|Transparency, Accountability and Disclosure|
|Thursday, 30 April 2009 00:00 | Print page:|
The need for: Transparency, Accountability and Disclosure in Aged Care
The Aged Care Crisis Team (ACCT) firmly believes that consumers are entitled to access current and past information about government funded aged-care homes.
This is currently not the case.
Frail older people are one of the most vulnerable groups in society and their protection should outweigh all other considerations.
In order to achieve this protection, community members must know what the aged-care providers are capable of when no one is watching - not just when they have been given time to prepare for an inspection. And not simply after providing a response to an adverse finding in order to stay in business.
The Minister for Ageing, Justine Elliot, recently announced a new initiative to publish information about sanctioned and non-compliant homes online. The ACCT does not believe that this proposal goes nearly far enough.
We note that the proposed initiative will only carry information relating to the previous year. Some of this material, along with older material, is already available online. We fear the new regime will not include all of this material.
Is this really an improvement?
In order to achieve true accountability it is essential that all information about publicly-funded aged-care homes is available to those families seeking care for loved ones and to those researching the sector.
As far as ACC are aware, there is no public disclosure of those applying for approval status in aged care.
Legislation will not work to filter out unsuitable operators unless the public is given the opportunity to assist the process by collecting and supplying information for the department to evaluate. It is therefore essential that there be total transparency in regard to owners and operators and that both be made readily available to the public in a timely fashion by placing it on a web site. There are now active aged care advocacy groups in each state. They would welcome the opportunity to assist assessors and to argue a case against questionable operators and owners.
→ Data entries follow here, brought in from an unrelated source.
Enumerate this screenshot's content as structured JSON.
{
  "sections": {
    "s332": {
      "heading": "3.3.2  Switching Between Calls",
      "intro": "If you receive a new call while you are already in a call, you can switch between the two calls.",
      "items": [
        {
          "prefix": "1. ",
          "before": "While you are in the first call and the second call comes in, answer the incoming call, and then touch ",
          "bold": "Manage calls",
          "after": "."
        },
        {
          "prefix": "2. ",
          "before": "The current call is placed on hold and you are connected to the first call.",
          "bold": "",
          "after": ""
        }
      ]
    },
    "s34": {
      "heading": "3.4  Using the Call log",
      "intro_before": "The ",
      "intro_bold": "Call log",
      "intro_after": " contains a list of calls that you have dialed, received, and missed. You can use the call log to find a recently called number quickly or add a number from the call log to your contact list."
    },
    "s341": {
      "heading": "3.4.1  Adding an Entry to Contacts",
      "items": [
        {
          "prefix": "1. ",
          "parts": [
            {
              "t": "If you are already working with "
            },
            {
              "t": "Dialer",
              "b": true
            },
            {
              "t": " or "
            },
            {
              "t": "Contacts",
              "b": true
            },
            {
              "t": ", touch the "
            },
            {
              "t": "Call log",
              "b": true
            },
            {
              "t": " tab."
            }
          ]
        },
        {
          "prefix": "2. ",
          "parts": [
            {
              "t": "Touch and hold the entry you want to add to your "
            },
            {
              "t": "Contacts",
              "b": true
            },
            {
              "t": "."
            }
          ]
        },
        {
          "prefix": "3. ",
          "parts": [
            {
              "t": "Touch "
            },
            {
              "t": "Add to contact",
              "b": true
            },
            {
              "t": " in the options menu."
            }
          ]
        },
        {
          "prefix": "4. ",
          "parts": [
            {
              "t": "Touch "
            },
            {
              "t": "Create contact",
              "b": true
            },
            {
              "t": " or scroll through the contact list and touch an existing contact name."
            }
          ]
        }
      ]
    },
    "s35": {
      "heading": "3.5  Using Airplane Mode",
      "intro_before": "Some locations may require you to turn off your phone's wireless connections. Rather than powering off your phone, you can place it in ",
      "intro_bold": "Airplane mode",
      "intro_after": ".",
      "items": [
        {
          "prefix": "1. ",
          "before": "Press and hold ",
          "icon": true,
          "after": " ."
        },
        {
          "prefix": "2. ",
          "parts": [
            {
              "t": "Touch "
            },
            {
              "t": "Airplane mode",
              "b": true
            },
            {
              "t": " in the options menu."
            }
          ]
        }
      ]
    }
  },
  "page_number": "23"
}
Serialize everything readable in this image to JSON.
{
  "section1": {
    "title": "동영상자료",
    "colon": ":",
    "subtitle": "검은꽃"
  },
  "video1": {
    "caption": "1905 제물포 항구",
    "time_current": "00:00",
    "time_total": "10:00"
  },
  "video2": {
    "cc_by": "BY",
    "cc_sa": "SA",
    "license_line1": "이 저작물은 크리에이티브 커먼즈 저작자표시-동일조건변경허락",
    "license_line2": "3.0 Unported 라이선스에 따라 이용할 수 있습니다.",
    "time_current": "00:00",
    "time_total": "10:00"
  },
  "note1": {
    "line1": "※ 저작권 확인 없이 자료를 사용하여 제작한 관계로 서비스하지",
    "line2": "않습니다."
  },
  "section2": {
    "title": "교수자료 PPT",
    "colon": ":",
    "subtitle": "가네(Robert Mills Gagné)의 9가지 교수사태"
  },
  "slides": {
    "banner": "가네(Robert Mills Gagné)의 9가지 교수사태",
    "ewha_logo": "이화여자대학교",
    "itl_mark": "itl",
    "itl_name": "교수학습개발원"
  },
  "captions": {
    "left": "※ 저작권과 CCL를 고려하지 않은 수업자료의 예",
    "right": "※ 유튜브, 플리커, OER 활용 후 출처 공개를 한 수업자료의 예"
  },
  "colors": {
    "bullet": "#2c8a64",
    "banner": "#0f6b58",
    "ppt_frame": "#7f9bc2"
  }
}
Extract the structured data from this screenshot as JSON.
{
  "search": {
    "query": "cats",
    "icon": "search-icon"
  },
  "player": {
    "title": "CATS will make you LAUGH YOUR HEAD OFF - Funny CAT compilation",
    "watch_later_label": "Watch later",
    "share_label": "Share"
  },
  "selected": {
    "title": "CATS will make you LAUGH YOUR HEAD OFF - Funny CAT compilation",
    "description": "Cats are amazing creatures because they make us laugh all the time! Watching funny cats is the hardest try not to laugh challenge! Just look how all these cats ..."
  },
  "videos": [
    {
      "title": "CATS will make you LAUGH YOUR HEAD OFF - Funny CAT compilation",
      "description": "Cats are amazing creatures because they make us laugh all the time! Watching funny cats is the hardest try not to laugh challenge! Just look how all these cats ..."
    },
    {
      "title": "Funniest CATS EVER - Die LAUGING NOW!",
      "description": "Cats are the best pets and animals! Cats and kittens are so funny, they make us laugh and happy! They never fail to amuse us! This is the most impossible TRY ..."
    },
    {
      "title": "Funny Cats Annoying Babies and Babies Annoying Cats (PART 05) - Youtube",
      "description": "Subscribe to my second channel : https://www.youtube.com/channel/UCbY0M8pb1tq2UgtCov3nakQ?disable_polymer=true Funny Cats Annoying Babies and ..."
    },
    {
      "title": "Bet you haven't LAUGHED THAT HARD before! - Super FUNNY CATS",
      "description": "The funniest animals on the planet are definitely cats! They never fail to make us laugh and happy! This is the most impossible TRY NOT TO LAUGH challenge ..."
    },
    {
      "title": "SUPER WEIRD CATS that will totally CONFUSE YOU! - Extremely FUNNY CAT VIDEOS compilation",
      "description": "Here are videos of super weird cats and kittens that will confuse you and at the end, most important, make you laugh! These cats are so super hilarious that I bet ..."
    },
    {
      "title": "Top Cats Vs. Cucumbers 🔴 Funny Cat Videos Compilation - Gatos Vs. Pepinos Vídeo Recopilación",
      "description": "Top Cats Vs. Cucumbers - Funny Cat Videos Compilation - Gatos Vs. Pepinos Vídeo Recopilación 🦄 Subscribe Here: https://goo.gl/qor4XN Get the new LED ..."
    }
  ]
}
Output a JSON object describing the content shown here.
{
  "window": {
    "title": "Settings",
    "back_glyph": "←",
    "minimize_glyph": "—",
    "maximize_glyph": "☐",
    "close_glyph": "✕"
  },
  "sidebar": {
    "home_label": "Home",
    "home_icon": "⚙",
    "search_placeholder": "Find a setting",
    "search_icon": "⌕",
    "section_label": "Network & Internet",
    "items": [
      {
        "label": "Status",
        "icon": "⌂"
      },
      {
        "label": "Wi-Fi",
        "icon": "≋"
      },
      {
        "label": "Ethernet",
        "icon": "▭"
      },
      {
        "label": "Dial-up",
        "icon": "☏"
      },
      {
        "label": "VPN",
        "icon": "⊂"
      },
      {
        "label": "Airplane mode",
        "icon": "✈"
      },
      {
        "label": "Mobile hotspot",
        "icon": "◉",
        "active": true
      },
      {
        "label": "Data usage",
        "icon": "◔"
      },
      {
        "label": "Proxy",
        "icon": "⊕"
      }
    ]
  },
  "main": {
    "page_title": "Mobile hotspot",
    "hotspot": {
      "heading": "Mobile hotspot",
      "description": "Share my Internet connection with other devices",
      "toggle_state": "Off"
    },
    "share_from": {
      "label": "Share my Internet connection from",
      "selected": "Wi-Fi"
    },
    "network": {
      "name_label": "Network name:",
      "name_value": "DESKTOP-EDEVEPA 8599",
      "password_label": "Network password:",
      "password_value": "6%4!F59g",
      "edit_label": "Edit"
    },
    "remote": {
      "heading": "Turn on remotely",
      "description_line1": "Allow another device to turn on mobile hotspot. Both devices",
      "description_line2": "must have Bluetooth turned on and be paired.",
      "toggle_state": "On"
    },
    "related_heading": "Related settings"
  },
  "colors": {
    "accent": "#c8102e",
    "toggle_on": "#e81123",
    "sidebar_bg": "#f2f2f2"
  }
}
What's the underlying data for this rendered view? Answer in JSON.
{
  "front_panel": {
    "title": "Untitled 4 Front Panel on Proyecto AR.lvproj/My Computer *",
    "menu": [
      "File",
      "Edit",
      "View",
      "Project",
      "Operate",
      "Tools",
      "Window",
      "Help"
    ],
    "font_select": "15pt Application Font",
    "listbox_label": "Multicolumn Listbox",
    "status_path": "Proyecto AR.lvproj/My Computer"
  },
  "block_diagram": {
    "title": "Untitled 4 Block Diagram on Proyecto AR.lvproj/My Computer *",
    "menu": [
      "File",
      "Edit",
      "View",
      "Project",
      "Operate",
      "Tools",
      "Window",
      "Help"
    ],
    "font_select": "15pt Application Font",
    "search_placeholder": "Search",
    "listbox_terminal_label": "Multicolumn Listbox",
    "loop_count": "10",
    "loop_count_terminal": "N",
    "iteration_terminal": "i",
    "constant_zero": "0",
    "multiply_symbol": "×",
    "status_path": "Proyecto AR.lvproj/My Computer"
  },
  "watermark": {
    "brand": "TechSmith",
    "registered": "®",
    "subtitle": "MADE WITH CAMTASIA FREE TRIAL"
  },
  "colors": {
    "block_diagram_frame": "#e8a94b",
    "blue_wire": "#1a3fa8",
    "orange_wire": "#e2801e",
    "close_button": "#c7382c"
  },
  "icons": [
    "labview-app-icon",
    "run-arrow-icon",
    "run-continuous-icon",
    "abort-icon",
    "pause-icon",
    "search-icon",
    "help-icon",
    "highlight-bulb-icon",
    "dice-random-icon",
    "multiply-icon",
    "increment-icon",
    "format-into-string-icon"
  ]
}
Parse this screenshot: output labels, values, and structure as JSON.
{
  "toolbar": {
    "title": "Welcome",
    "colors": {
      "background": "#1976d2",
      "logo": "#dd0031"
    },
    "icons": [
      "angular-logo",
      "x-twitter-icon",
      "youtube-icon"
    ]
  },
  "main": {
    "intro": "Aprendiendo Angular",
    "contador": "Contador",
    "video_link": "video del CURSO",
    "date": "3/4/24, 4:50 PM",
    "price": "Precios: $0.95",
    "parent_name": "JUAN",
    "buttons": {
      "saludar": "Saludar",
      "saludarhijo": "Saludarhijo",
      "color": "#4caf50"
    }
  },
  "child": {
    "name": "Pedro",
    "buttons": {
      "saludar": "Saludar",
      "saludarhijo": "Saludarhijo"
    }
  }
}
Despite amendments made to the Aged Care Act 1997 in late 2008 which seek to place greater emphasis on assessing the suitability of owners, the ACCT doubts its effectiveness in creating full transparency, accountability and disclosure.
Recent case study example: April 2009
The Department of Health and Ageing makes proud claims that only "suitable people" are approved to provide aged care.
How, then, does it account for a provider who has, allegedly, short-changed her staff, whose homes have failed accreditation standards, who did not pay her bills and who, it seems, transferred millions of dollars from her almost bankrupt aged-care homes to a soccer club.
How did this provider get and maintain approval since 2000?
Excerpts from The Herald Sun [21 April 2009]:
In 2000, Kendalle was the approved provider of Rowena Private Nursing Home 105.69 Kb.
Staff working at Rowena Private Nursing Home at the time allege:
From a staff member:
The Department of Health and Ageing's ability to vet the suitability of aged-care providers in an ongoing manner, and then act on it, seems to be restricted by the details and complexity of legislation. It should not be this hard. Information should be readily available to the public so that families can act accordingly and so that researchers can document important care issues for public scrutiny.
Other recent collapses and revocations also demonstrate patterns of failures in aged care.
Currently, there are reports suggesting further scrutiny on aged-care providers who use bond money to cover operating losses or divert money to non-aged care uses. Too late for the residents and staff of defunct homes. However, the ACCT waits with great interest to see how this might be accomplished.
Fast forward to June 2009
Due to a range of government policy and failures, both residents and staff were let down badly - yet again. Reports surfacing of a company that failed to lodge tax returns for several years, money owing to the ATO, etc., suddenly surfaced in the media. ACC still find it difficult to understand why the Department failed to pick up on previous failures approximately 5 years ago?
A last ditch appeal by a resident of the failed Gracedale nursing home on YouTube, failed to stop the government closure of Kendalle owned nursing homes. Not many people think of the impact these types of actions can cause to the health and well-being of old, frail and vulnerable residents. The residents had also grown fond of their carers - and they to the residents. Media allegations included some frail residents had died prematurely because of the sudden move. It was distressing to see the residents and staff on camera so obviously upset by this turn of events.
Information accompanying the video on YouTube (31 May 2009):